HT: I think it definitely is a lost art form because you don’t hear DJ Scream or Evil Empire as often anymore.
Tony Shhnow: Because a lot of them guys that’s older, they’re successful as fuck now, they not doing it no more, they just successful as fuck. So they don’t have time to do it. They changed ventures. They might have a label now or they might have a clothing line now. They just aren’t into it. Because like I said before to go back into the main, nobody’s calling them to come do something. You feel me? Tyler was the last big dude I saw doing it.
HT: On Plug Motivation, you kept the sound with strictly plug producers. So why’d you keep it so inclusive? What inspired that?
Tony Shhnow: I was already planning on making a plug project. Nah. When ‘Dro gave me that title, I feel like I had to keep it true to being plug. I had to keep it true to that. I feel like it’s a misconception about plug music. I just made the project to clarify what it is. I even used the old plug. I tried to show y’all exactly what plug was and what plug is now.
HT: How important was it to get everyone’s contributions for this project?
Tony Shhnow: I feel like it was very important on the producer end to make sure I tapped in what each producer that was a part of the Beats Plugs type shit and as far as the new culture. I feel like I can do the rapping. So I leave everything else to them, I try to make sure I work with the best producers, or the best DJ, the best director.
HT: One of my favorite songs is “Hell’s Hot” because I never heard you so angry before. Why were you so mad?
Tony Shhnow: I was dealing with this girl and really, it was a response to her. She just text me, “Hell is hot. I hope you burn, nigga.” I was like, “All right. Bitch, fuck you.
HT: That’s a mean text.
Tony Shhnow: On God. So I responded. I just use music as my therapy sometimes. So that’s just what that was. I honestly didn’t even know I was going to keep that song. People just started liking it.
HT: Based off the few drill songs you have on the ShadowBanned mixtape, how do you feel about drill music and how do you feel about the culture?
Tony Shhnow: It’s cool. I like it a little bit. I ain’t going to lie to you like I’m a super big fan of it because I’m not really into rap that talks too much about guns or violence type shit. I’m just super not heavy on it. The drill wave in Chicago was cool to me but I didn’t look at it that much. I just ain’t, I’m more of a fan of just player music. Talking about getting money or smoking weed. I like Wiz Khalifa and Curren$y or Lil Wayne. I like Gucci but I don’t like his songs when he talking about just shooting shit up all the time.
HT: That’s understandable. I can tell you’re on the fence with drill music.
Tony Shhnow: Yeah. I’m like, eh. Like I said I want to do it but just a little more player. I really fuck with, I fuck with, what’s that dude name? Damn, what’s that dude name? They dropped the Too Slizzy Too Sexy tape.

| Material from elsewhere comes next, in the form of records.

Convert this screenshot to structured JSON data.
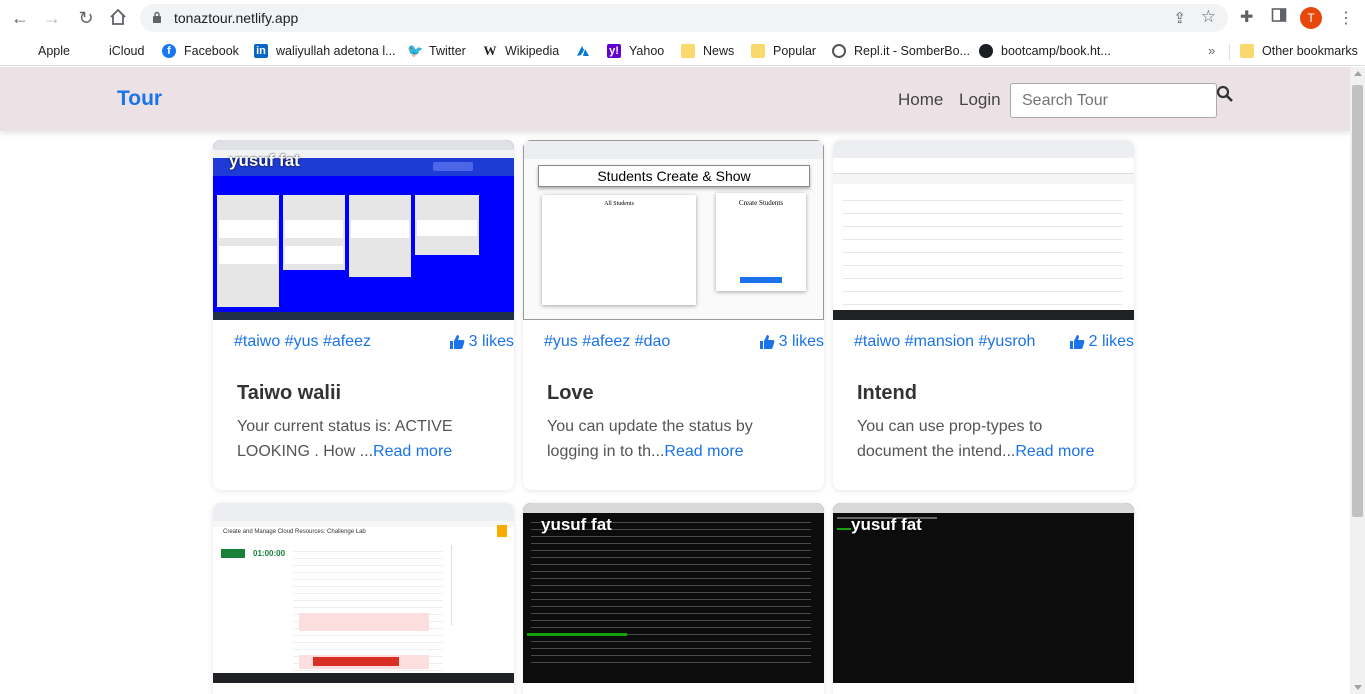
{
  "browser": {
    "url": "tonaztour.netlify.app",
    "profile_initial": "T"
  },
  "bookmarks": [
    {
      "label": "Apple",
      "icon": "apple-icon"
    },
    {
      "label": "iCloud",
      "icon": "apple-icon"
    },
    {
      "label": "Facebook",
      "icon": "facebook-icon"
    },
    {
      "label": "waliyullah adetona l...",
      "icon": "linkedin-icon"
    },
    {
      "label": "Twitter",
      "icon": "twitter-icon"
    },
    {
      "label": "Wikipedia",
      "icon": "wikipedia-icon"
    },
    {
      "label": "",
      "icon": "azure-icon"
    },
    {
      "label": "Yahoo",
      "icon": "yahoo-icon"
    },
    {
      "label": "News",
      "icon": "folder-icon"
    },
    {
      "label": "Popular",
      "icon": "folder-icon"
    },
    {
      "label": "Repl.it - SomberBo...",
      "icon": "replit-icon"
    },
    {
      "label": "bootcamp/book.ht...",
      "icon": "github-icon"
    }
  ],
  "bookmarks_more": "»",
  "other_bookmarks": "Other bookmarks",
  "navbar": {
    "brand": "Tour",
    "links": [
      "Home",
      "Login"
    ],
    "search_placeholder": "Search Tour"
  },
  "cards": [
    {
      "tags": "#taiwo #yus #afeez",
      "likes": "3 likes",
      "title": "Taiwo walii",
      "desc": "Your current status is: ACTIVE LOOKING . How ...",
      "read_more": "Read more",
      "thumb_label": "yusuf fat",
      "thumb_kind": "trello"
    },
    {
      "tags": "#yus #afeez #dao",
      "likes": "3 likes",
      "title": "Love",
      "desc": "You can update the status by logging in to th...",
      "read_more": "Read more",
      "thumb_label": "",
      "thumb_kind": "students",
      "thumb_heading": "Students Create & Show",
      "thumb_panel_left": "All Students",
      "thumb_panel_right": "Create Students"
    },
    {
      "tags": "#taiwo #mansion #yusroh",
      "likes": "2 likes",
      "title": "Intend",
      "desc": "You can use prop-types to document the intend...",
      "read_more": "Read more",
      "thumb_label": "",
      "thumb_kind": "table"
    },
    {
      "thumb_kind": "lab",
      "thumb_label": "",
      "thumb_heading": "Create and Manage Cloud Resources: Challenge Lab",
      "thumb_timer": "01:00:00"
    },
    {
      "thumb_kind": "terminal",
      "thumb_label": "yusuf fat"
    },
    {
      "thumb_kind": "terminal-blank",
      "thumb_label": "yusuf fat"
    }
  ],
  "colors": {
    "accent": "#1a73e8",
    "navbar_bg": "#ece2e6",
    "trello_blue": "#0000ff"
  }
}
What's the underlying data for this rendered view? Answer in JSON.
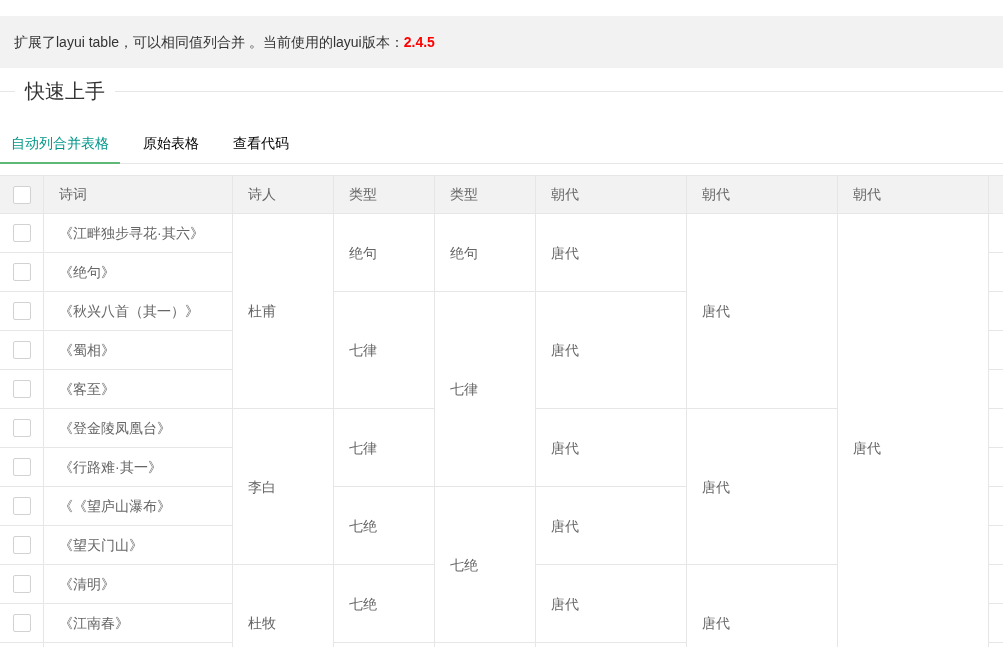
{
  "notice": {
    "text": "扩展了layui table，可以相同值列合并 。当前使用的layui版本：**2.4.5**"
  },
  "section": {
    "title": "快速上手"
  },
  "tabs": [
    {
      "label": "自动列合并表格",
      "selected": true
    },
    {
      "label": "原始表格",
      "selected": false
    },
    {
      "label": "查看代码",
      "selected": false
    }
  ],
  "table": {
    "header_checkbox": {
      "checked": false
    },
    "columns": [
      {
        "label": "诗词"
      },
      {
        "label": "诗人"
      },
      {
        "label": "类型"
      },
      {
        "label": "类型"
      },
      {
        "label": "朝代"
      },
      {
        "label": "朝代"
      },
      {
        "label": "朝代"
      }
    ],
    "rows": [
      {
        "selected": false,
        "cells": [
          {
            "text": "《江畔独步寻花·其六》"
          },
          {
            "text": "杜甫",
            "rowspan": 5
          },
          {
            "text": "绝句",
            "rowspan": 2
          },
          {
            "text": "绝句",
            "rowspan": 2
          },
          {
            "text": "唐代",
            "rowspan": 2
          },
          {
            "text": "唐代",
            "rowspan": 5
          },
          {
            "text": "唐代",
            "rowspan": 12
          }
        ]
      },
      {
        "selected": false,
        "cells": [
          {
            "text": "《绝句》"
          }
        ]
      },
      {
        "selected": false,
        "cells": [
          {
            "text": "《秋兴八首（其一）》"
          },
          {
            "text": "七律",
            "rowspan": 3
          },
          {
            "text": "七律",
            "rowspan": 5
          },
          {
            "text": "唐代",
            "rowspan": 3
          }
        ]
      },
      {
        "selected": false,
        "cells": [
          {
            "text": "《蜀相》"
          }
        ]
      },
      {
        "selected": false,
        "cells": [
          {
            "text": "《客至》"
          }
        ]
      },
      {
        "selected": false,
        "cells": [
          {
            "text": "《登金陵凤凰台》"
          },
          {
            "text": "李白",
            "rowspan": 4
          },
          {
            "text": "七律",
            "rowspan": 2
          },
          {
            "text": "唐代",
            "rowspan": 2
          },
          {
            "text": "唐代",
            "rowspan": 4
          }
        ]
      },
      {
        "selected": false,
        "cells": [
          {
            "text": "《行路难·其一》"
          }
        ]
      },
      {
        "selected": false,
        "cells": [
          {
            "text": "《《望庐山瀑布》"
          },
          {
            "text": "七绝",
            "rowspan": 2
          },
          {
            "text": "七绝",
            "rowspan": 4
          },
          {
            "text": "唐代",
            "rowspan": 2
          }
        ]
      },
      {
        "selected": false,
        "cells": [
          {
            "text": "《望天门山》"
          }
        ]
      },
      {
        "selected": false,
        "cells": [
          {
            "text": "《清明》"
          },
          {
            "text": "杜牧",
            "rowspan": 3
          },
          {
            "text": "七绝",
            "rowspan": 2
          },
          {
            "text": "唐代",
            "rowspan": 2
          },
          {
            "text": "唐代",
            "rowspan": 3
          }
        ]
      },
      {
        "selected": false,
        "cells": [
          {
            "text": "《江南春》"
          }
        ]
      }
    ]
  }
}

HT: Cash Cobain and Chow Lee.
Tony Shhnow: Yeah, bro. I’m fucking with them. Something that make the hoes move. Don’t get me wrong. The drill shit is cool. But I like the songs that the hoes get to moving with the girls. You know what I mean? I want girls to dance. I don’t want to shoot; I don’t have a stand-off [laughs].